The first Review Conference for the UN Programme of Action to Prevent, Combat, and Eradicate the Illicit Trade in Small Arms and Light Weapons in All its Aspects is due to take place in July 2006. This is a major international event. It provides the first formal international opportunity to review and strengthen the UN Programme of Action (PoA) since it was agreed in July 2001.
This Discussion Paper identifies and discusses emerging issues and priorities for the 2006 Review Conference for the PoA. It particularly focuses on identifying realistic and potentially negotiable objectives for the 2006 Review Conference.
The 2006 Review Conference should:
- Review progress made towards implementing the PoA;
- Consider further measures to strengthen and promote effective implementation of the PoA;
- Consider further commitments and programmes that may be needed for effective international action to prevent, combat and eradicate the illicit trade in SALW in all its aspects.
In principle, the 2006 Review Conference could aim to revise and strengthen the existing PoA document itself. There would be strong arguments for doing this, if there were reasonable prospects that consensus could be achieved on a revised and developed text. However, experience shows that it is difficult to revise and develop the main body of an international agreement once it has been agreed. There is a risk that the resulting revised document is no stronger, or perhaps weaker, than the original.
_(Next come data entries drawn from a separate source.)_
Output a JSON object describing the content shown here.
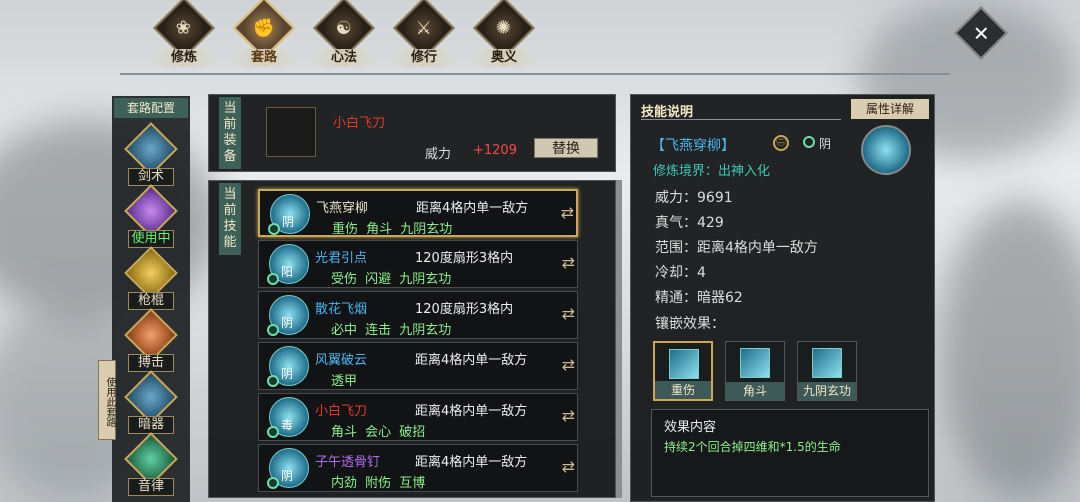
{
  "nav": {
    "tabs": [
      {
        "label": "修炼",
        "icon": "lotus-flame-icon"
      },
      {
        "label": "套路",
        "icon": "fist-icon"
      },
      {
        "label": "心法",
        "icon": "swirl-icon"
      },
      {
        "label": "修行",
        "icon": "crossed-blades-icon"
      },
      {
        "label": "奥义",
        "icon": "flame-emblem-icon"
      }
    ],
    "active": 1
  },
  "sidebar": {
    "header": "套路配置",
    "use_this_routine": "使用此套路",
    "weapons": [
      {
        "label": "剑术",
        "icon": "sword-icon"
      },
      {
        "label": "使用中",
        "icon": "purple-palm-icon",
        "current": true
      },
      {
        "label": "枪棍",
        "icon": "golden-fist-icon"
      },
      {
        "label": "搏击",
        "icon": "red-fist-icon"
      },
      {
        "label": "暗器",
        "icon": "dart-icon"
      },
      {
        "label": "音律",
        "icon": "zither-icon"
      }
    ]
  },
  "equipment": {
    "section_label": "当前装备",
    "item_name": "小白飞刀",
    "power_label": "威力",
    "power_value": "+1209",
    "swap_label": "替换",
    "item_color": "#e03a2a"
  },
  "skills": {
    "section_label": "当前技能",
    "rows": [
      {
        "name": "飞燕穿柳",
        "range": "距离4格内单一敌方",
        "tags": "重伤 角斗 九阴玄功",
        "attr": "阴",
        "name_color": "#eae2c6",
        "selected": true
      },
      {
        "name": "光君引点",
        "range": "120度扇形3格内",
        "tags": "受伤 闪避 九阴玄功",
        "attr": "阳",
        "name_color": "#4ab6f0",
        "selected": false
      },
      {
        "name": "散花飞烟",
        "range": "120度扇形3格内",
        "tags": "必中 连击 九阴玄功",
        "attr": "阴",
        "name_color": "#4ab6f0",
        "selected": false
      },
      {
        "name": "风翼破云",
        "range": "距离4格内单一敌方",
        "tags": "透甲",
        "attr": "阴",
        "name_color": "#4ab6f0",
        "selected": false
      },
      {
        "name": "小白飞刀",
        "range": "距离4格内单一敌方",
        "tags": "角斗 会心 破招",
        "attr": "毒",
        "name_color": "#e03a2a",
        "selected": false
      },
      {
        "name": "子午透骨钉",
        "range": "距离4格内单一敌方",
        "tags": "内劲 附伤 互博",
        "attr": "阴",
        "name_color": "#b06cf0",
        "selected": false
      }
    ]
  },
  "detail": {
    "header": "技能说明",
    "attr_button": "属性详解",
    "skill_name": "【飞燕穿柳】",
    "mark": "㊁",
    "tag": "阴",
    "realm": "修炼境界：出神入化",
    "stats": [
      {
        "label": "威力：",
        "value": "9691"
      },
      {
        "label": "真气：",
        "value": "429"
      },
      {
        "label": "范围：",
        "value": "距离4格内单一敌方"
      },
      {
        "label": "冷却：",
        "value": "4"
      },
      {
        "label": "精通：",
        "value": "暗器62"
      }
    ],
    "inlay_title": "镶嵌效果：",
    "inlays": [
      {
        "label": "重伤",
        "icon": "slash-icon",
        "selected": true
      },
      {
        "label": "角斗",
        "icon": "burst-icon",
        "selected": false
      },
      {
        "label": "九阴玄功",
        "icon": "book-icon",
        "selected": false
      }
    ],
    "effect_title": "效果内容",
    "effect_desc": "持续2个回合掉四维和*1.5的生命"
  }
}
Fortunately, there are also other mechanisms available for developing or reinforcing the PoA at the 2006 Review Conference, which do not involve negotiating changes to the existing PoA document. For example, the Review Conference can express any further agreements achieved on PoA norms, commitments, programmes or processes in its Conference Statements, or through additional agreed annexes or supplementary documents. These provide a more flexible, and relatively low risk, opportunity to develop and strengthen the PoA process.
Through such statements, annexes or initiatives, the Review Conference should aim to achieve progress in the following areas.
A. Establish or reinforce international co-operative programmes and mechanisms to promote implementation of key existing commitments of the PoA, including:
- stockpile management and security
- weapons collection;
- weapons destruction;
- safe and secure destruction of ammunition and munitions;
- national controls on SALW production and transfers.
B. Ensure effective quick start for the implementation of the new international instrument to enable tracing of illicit SALW, and establish customised mechanisms to facilitate international co-operation and assistance, enable technical review, and resolve problems that may arise.
C. Launch negotiations towards an international instrument to control SALW brokering activities, preferably through the establishment of an Open-Ended Working Group.
D. Clarify and elaborate existing PoA commitments relating to:
- International guidelines for national decisions on whether to authorise SALW transfers;
- Good practices relating to controls on SALW production and transfers;
- The application of PoA commitments to SALW ammunition;
- Links between SALW and development and humanitarian programmes.
E. Establish principles and guidelines for the effective and timely development and dissemination of best practice guidelines for implementing aspects of the PoA; and launch processes for the development of such guidelines.
F. Address key gaps in the existing Programme of Action, including:
- Restrictions on SALW transfers to non-state actors;
- International guidelines relating to national controls on civilian possession of SALW;
- Restrictions on transfers of particular types of SALW, such as MANPADS;
- International information exchange and transparency arrangements for SALW;
- Norms and programmes to address demand issues, and linkages between security sector reform and SALW controls;
- Norms to address gender, ethnicity and age issues in SALW policies and programmes.
The 2006 Review Conference agenda is therefore packed, and careful preparations are needed if it is to be a success. Only one preparatory conference (Prep Com) is currently planned, due to take place for two weeks in January 2006. A second preparatory conference is needed, to take place in the spring of 2006. Further, much work needs to be done at informal meetings and workshops from now until July 2006, to prepare for effective and focused discussions on proposals at the PrepComs and Review Conference. The Biting the Bullet Project and its partners plan to facilitate and contribute to such meetings and discussions, hopefully alongside many others.
Those governments that are concerned to promote effective implementation and development of the PoA have a responsibility to devote the necessary resources to preparing for the 2006 Review Conference, including sponsoring consultation meetings. Those governments that, unfortunately, are not yet substantially committed to promoting effective implementation of the PoA have a similar responsibility not to raise unnecessary objections and obstacles, or to play the ‘procedural delay’ games that plagued the preparations for 2001.
In conclusion, the UN Programme of Action on Small Arms remains the framework for comprehensive international efforts to co-operate to prevent, combat and eradicate illicit trafficking, proliferation and misuse of SALW. Unfortunately only a limited number of countries and regions have so far demonstrated serious commitment to implementing their PoA commitments. To help to rectify this situation, the 2006 Review Conference needs to be used effectively to achieve agreements as outlined above. These goals are important. An effective Review Conference will help to save many lives.